Aim of the exercise:
This calls for a verbatim copy of all the data, with no images carried over.

Given information:
####################
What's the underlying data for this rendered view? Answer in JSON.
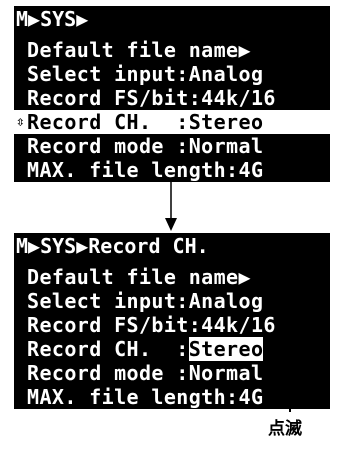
{
  "screen_before": {
    "breadcrumb": "M▶SYS▶",
    "rows": [
      {
        "label": "Default file name▶"
      },
      {
        "label": "Select input:Analog"
      },
      {
        "label": "Record FS/bit:44k/16"
      },
      {
        "label": "Record CH.  :Stereo",
        "cursor": "⇳"
      },
      {
        "label": "Record mode :Normal"
      },
      {
        "label": "MAX. file length:4G"
      }
    ]
  },
  "screen_after": {
    "breadcrumb": "M▶SYS▶Record CH.",
    "rows": [
      {
        "label": "Default file name▶"
      },
      {
        "label": "Select input:Analog"
      },
      {
        "label": "Record FS/bit:44k/16"
      },
      {
        "prefix": "Record CH.  :",
        "value": "Stereo"
      },
      {
        "label": "Record mode :Normal"
      },
      {
        "label": "MAX. file length:4G"
      }
    ]
  },
  "callout": {
    "label": "点滅"
  },
  "colors": {
    "lcd_background": "#000000",
    "lcd_text": "#ffffff",
    "highlight_background": "#ffffff",
    "highlight_text": "#000000"
  },
  "icons": {
    "transition_arrow": "down-arrow-icon",
    "scroll_cursor": "up-down-cursor-icon"
  }
}
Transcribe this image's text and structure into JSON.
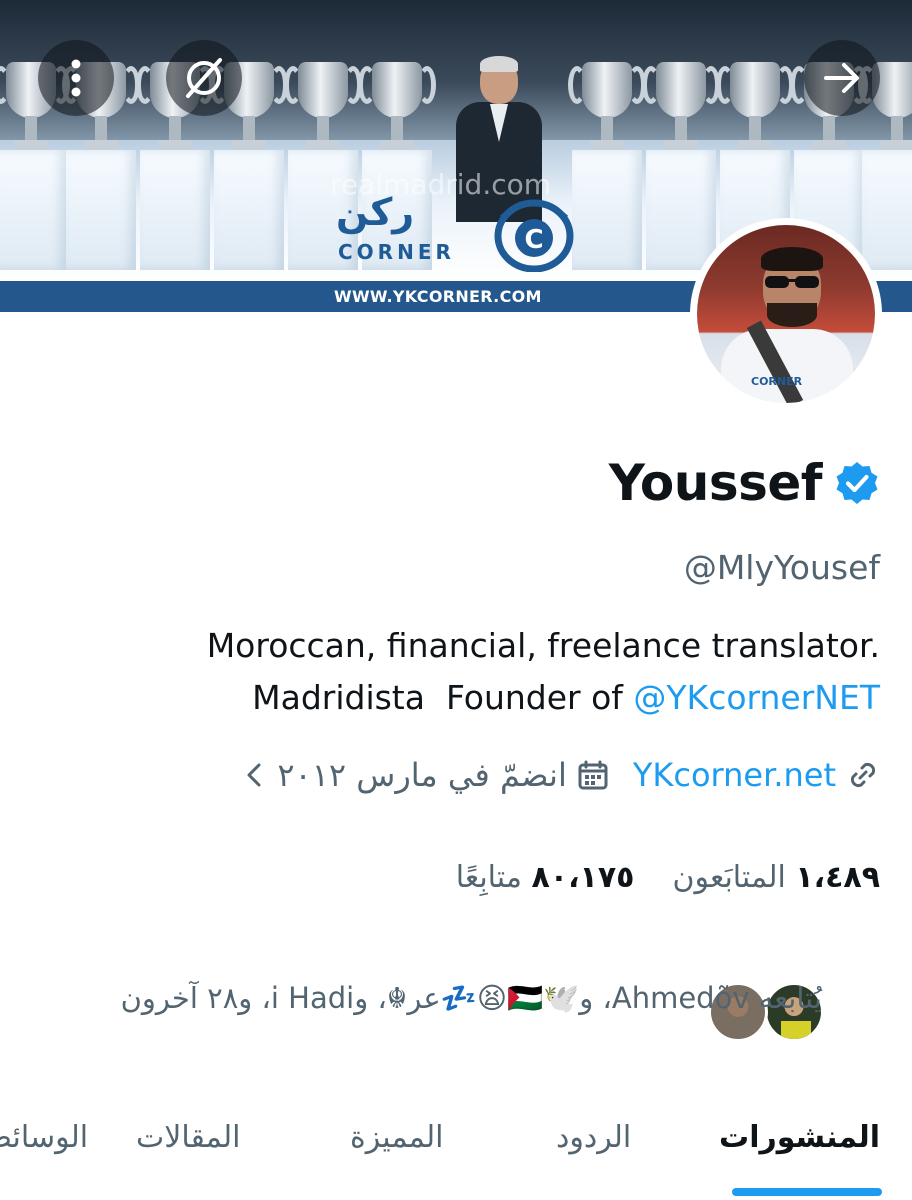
{
  "header": {
    "banner_watermark": "realmadrid.com",
    "banner_logo_arabic": "ركن",
    "banner_logo_text": "CORNER",
    "banner_url_text": "WWW.YKCORNER.COM",
    "back_icon": "arrow-left-icon",
    "grok_icon": "grok-icon",
    "more_icon": "more-vertical-icon"
  },
  "profile": {
    "display_name": "Youssef",
    "verified_icon": "verified-badge-icon",
    "verified_color": "#1d9bf0",
    "handle": "@MlyYousef",
    "bio_line1": "Moroccan, financial, freelance translator.",
    "bio_line2_prefix": "Madridista  Founder of ",
    "bio_mention": "@YKcornerNET",
    "website": "YKcorner.net",
    "joined": "انضمّ في مارس ٢٠١٢",
    "link_icon": "link-icon",
    "calendar_icon": "calendar-icon",
    "chevron_icon": "chevron-left-icon"
  },
  "stats": {
    "followers_count": "١،٤٨٩",
    "followers_label": "المتابَعون",
    "following_count": "٨٠،١٧٥",
    "following_label": "متابِعًا"
  },
  "followed_by": {
    "text": "يُتابعه Ahmedõv، و🕊️🇵🇸😫💤عر☬، وi Hadi، و٢٨ آخرون"
  },
  "tabs": [
    {
      "label": "المنشورات",
      "active": true
    },
    {
      "label": "الردود",
      "active": false
    },
    {
      "label": "المميزة",
      "active": false
    },
    {
      "label": "المقالات",
      "active": false
    },
    {
      "label": "الوسائط",
      "active": false
    }
  ],
  "colors": {
    "accent": "#1d9bf0",
    "text_primary": "#0f1419",
    "text_secondary": "#536471",
    "banner_blue": "#24588c"
  }
}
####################
Written answer:
What's the underlying data for this rendered view? Answer in JSON.
{
  "screen_before": {
    "breadcrumb": "M▶SYS▶",
    "rows": [
      {
        "label": "Default file name▶"
      },
      {
        "label": "Select input:Analog"
      },
      {
        "label": "Record FS/bit:44k/16"
      },
      {
        "label": "Record CH.  :Stereo",
        "cursor": "⇳"
      },
      {
        "label": "Record mode :Normal"
      },
      {
        "label": "MAX. file length:4G"
      }
    ]
  },
  "screen_after": {
    "breadcrumb": "M▶SYS▶Record CH.",
    "rows": [
      {
        "label": "Default file name▶"
      },
      {
        "label": "Select input:Analog"
      },
      {
        "label": "Record FS/bit:44k/16"
      },
      {
        "prefix": "Record CH.  :",
        "value": "Stereo"
      },
      {
        "label": "Record mode :Normal"
      },
      {
        "label": "MAX. file length:4G"
      }
    ]
  },
  "callout": {
    "label": "点滅"
  },
  "colors": {
    "lcd_background": "#000000",
    "lcd_text": "#ffffff",
    "highlight_background": "#ffffff",
    "highlight_text": "#000000"
  },
  "icons": {
    "transition_arrow": "down-arrow-icon",
    "scroll_cursor": "up-down-cursor-icon"
  }
}
Transcribe this image's text and structure into JSON.
{
  "header": {
    "banner_watermark": "realmadrid.com",
    "banner_logo_arabic": "ركن",
    "banner_logo_text": "CORNER",
    "banner_url_text": "WWW.YKCORNER.COM",
    "back_icon": "arrow-left-icon",
    "grok_icon": "grok-icon",
    "more_icon": "more-vertical-icon"
  },
  "profile": {
    "display_name": "Youssef",
    "verified_icon": "verified-badge-icon",
    "verified_color": "#1d9bf0",
    "handle": "@MlyYousef",
    "bio_line1": "Moroccan, financial, freelance translator.",
    "bio_line2_prefix": "Madridista  Founder of ",
    "bio_mention": "@YKcornerNET",
    "website": "YKcorner.net",
    "joined": "انضمّ في مارس ٢٠١٢",
    "link_icon": "link-icon",
    "calendar_icon": "calendar-icon",
    "chevron_icon": "chevron-left-icon"
  },
  "stats": {
    "followers_count": "١،٤٨٩",
    "followers_label": "المتابَعون",
    "following_count": "٨٠،١٧٥",
    "following_label": "متابِعًا"
  },
  "followed_by": {
    "text": "يُتابعه Ahmedõv، و🕊️🇵🇸😫💤عر☬، وi Hadi، و٢٨ آخرون"
  },
  "tabs": [
    {
      "label": "المنشورات",
      "active": true
    },
    {
      "label": "الردود",
      "active": false
    },
    {
      "label": "المميزة",
      "active": false
    },
    {
      "label": "المقالات",
      "active": false
    },
    {
      "label": "الوسائط",
      "active": false
    }
  ],
  "colors": {
    "accent": "#1d9bf0",
    "text_primary": "#0f1419",
    "text_secondary": "#536471",
    "banner_blue": "#24588c"
  }
}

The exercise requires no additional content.